UNDERSTATEMENT: Thank you for not using rani pink


UNDERSTATEMENT: Thank you for not using rani pink

Minutes before their Autumn Winter 2014 show started at JW Mariott in Delhi’s Aerocity, designer brothers Shantanu and Nikhil Mehra eagerly mused about their collection Rani Sultanate’s Istanbul inspiration, Nikhil’s recreation of the “confidential and grand couture” of a queen’s wardrobe (worth a queen’s ransom, we suppose) and so on. My mind, fuzzy with memories of some of their former collections, an image dominated by tennis player Sania Mirza in a decorative lehnga, worried if another walk into antiquity (Indian couturiers are obsessed with history tourism after all) awaited us.

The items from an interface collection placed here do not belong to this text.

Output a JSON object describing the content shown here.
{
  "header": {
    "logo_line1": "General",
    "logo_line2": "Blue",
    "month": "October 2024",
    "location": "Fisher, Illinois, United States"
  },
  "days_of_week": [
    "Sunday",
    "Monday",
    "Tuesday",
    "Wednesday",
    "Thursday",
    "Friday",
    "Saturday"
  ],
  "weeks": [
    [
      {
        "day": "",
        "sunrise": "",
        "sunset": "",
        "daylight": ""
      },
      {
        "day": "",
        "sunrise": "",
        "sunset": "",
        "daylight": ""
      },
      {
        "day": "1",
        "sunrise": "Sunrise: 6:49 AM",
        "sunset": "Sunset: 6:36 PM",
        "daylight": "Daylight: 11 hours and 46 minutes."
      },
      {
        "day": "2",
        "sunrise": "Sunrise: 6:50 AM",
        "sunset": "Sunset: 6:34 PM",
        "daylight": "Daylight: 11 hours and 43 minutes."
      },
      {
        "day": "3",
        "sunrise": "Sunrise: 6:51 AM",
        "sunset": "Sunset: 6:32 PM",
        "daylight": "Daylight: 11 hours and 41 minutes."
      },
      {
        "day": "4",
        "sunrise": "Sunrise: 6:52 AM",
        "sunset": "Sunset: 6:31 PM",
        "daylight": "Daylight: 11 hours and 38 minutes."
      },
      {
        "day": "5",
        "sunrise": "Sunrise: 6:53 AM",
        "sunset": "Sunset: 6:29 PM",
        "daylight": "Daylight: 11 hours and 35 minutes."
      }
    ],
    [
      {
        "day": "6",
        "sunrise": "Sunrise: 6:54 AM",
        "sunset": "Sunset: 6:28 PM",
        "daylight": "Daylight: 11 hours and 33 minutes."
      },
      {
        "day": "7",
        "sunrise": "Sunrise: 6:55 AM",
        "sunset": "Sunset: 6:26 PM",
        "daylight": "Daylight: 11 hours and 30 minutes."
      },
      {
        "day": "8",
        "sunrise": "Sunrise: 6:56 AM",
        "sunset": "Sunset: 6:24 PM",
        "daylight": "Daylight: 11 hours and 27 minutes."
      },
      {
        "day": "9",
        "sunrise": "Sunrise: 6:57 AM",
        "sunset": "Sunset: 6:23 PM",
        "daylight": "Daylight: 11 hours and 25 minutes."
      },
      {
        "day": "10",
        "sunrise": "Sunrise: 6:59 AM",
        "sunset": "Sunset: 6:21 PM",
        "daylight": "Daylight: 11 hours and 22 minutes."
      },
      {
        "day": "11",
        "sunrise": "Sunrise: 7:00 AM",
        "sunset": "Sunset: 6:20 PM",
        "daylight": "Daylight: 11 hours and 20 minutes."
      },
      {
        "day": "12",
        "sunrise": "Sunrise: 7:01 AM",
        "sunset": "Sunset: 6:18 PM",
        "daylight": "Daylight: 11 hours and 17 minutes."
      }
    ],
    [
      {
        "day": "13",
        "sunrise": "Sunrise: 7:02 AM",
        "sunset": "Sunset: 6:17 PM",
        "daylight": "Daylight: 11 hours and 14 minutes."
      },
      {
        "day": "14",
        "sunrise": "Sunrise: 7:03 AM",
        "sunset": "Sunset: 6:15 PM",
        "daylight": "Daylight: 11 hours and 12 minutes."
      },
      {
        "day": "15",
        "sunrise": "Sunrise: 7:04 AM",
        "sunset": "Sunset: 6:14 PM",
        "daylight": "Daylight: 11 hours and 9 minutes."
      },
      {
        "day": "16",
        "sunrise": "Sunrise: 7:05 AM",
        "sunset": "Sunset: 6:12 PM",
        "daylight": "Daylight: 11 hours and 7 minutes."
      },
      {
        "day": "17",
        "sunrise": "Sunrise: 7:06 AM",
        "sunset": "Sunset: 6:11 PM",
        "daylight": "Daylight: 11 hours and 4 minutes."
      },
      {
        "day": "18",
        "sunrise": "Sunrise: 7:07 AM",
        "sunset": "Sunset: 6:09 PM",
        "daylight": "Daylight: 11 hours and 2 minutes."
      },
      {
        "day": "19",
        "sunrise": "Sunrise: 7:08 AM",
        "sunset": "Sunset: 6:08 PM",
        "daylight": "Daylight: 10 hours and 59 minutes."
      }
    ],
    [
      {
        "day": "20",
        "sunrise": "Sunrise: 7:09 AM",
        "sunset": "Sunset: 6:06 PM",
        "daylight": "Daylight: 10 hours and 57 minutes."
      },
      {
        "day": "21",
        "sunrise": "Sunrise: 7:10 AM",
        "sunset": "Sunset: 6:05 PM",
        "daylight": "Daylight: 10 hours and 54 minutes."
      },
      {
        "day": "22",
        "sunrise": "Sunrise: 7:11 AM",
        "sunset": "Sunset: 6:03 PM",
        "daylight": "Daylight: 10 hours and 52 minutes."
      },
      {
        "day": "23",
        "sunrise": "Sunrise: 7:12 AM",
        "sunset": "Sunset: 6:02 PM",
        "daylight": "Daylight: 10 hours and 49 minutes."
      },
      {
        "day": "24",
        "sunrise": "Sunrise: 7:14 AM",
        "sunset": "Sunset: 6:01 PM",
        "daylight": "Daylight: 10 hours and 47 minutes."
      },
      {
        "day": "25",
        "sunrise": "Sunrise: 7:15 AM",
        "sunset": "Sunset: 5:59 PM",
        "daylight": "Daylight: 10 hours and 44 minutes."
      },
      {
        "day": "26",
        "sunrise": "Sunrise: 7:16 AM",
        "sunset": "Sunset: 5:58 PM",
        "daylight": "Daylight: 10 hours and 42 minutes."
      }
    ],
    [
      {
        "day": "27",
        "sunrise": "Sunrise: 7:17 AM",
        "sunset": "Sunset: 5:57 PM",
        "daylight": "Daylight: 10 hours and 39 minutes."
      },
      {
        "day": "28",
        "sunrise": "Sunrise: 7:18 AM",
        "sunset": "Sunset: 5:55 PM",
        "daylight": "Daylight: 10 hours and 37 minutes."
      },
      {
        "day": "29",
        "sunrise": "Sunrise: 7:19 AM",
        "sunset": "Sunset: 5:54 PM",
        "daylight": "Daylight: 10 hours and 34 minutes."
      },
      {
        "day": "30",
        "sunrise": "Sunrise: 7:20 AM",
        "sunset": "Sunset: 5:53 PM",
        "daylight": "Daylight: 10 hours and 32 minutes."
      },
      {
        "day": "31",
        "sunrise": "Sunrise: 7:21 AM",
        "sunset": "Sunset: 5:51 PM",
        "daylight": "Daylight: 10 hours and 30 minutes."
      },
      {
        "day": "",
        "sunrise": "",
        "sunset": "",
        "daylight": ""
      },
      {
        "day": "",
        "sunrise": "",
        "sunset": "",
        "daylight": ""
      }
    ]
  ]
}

The set was a cluster of dome-shaped architectural pods to seat people in circles on black velvet sofa singles; the lights blue-white, the atmosphere more ballroom than catwalk. When the first three garments walked out together, a slinky black drape dress with a dull gold bodice, the most striking of the lot, the model wearing edgy headgear, people sat up. Here was good construction–architectural as Nikhil would insist—and restrained design (and no, let’s not restrain it to cocktail bride stuff). As more garments walked out, there was little doubt that this was one of Shantanu & Nikhil’s better couture collections so far. Design maturity and the growing market need for quieter couture has clearly gripped the brand’s expression.

Constructed lehngas and gowns with exciting layering, fitted at the top dresses with billowing skirts in gossamer nets and laces on which tiny sequins played hide and seek, enticing drapery used for gowns, stitched saris and men’s lungis, glamorous bodices, fabric cut-outs on ballroom silhouettes—there were many good ensembles. Artistically sound and wearable, this was new couture alright. Who cared if it was for the bold Indian bride, her NRI guests or her mother-in-law’s young friends.

Two aspects stood out. The menswear which was very good given what one usually sees on the Indian ramp. Sexy lungis in fluid fabrics, tone on tone embroidered jackets added to some of the haute looks. The other was the colour palette. Minus fiery oranges, crazy greens and the omnipresent rani pinks of Indian bridal wear, this collection used colour as a parallel statement alongside garment construction. Lovely shades of ash grey, maroons that looked like old terracotta turned deeper with time, cold shades of nude, black that was more pepper than boot polish and deep blue to rival the hue to midnight.

It has to be said though that if I had read Shantanu & Nikhil’s collection note, choked with heavy adjectives, trying to tell the story of a queen who ends up sounding more neurotic than raised in traditions of couture, I would not have attended this show. Sample these lines: “…Instead, she uses the splendor of couture as the only form of escapist expression and yet has the power to reflect the elitist exchanges of ideas between her creative thoughts and the rest of the world.” The note said nothing about the silhouettes, the techniques or fabrics used and instead glorified an unrealistic idea. Especially when fashion is good and vital, designers should do away with meaningless words and stick to information. Also, some of the male models looked sleepy and in need of urgent lessons in ramp posturing—the selection needed better judgment. Finally, it wasn’t really astute to start the show with three female models each holding a bottle of Johnnie Walker Black label whisky (the show’s sponsors). It was blatant surrogate advertising. Both sponsors and designers could have worried about subtlety as that was indeed the best quality of the whole collection.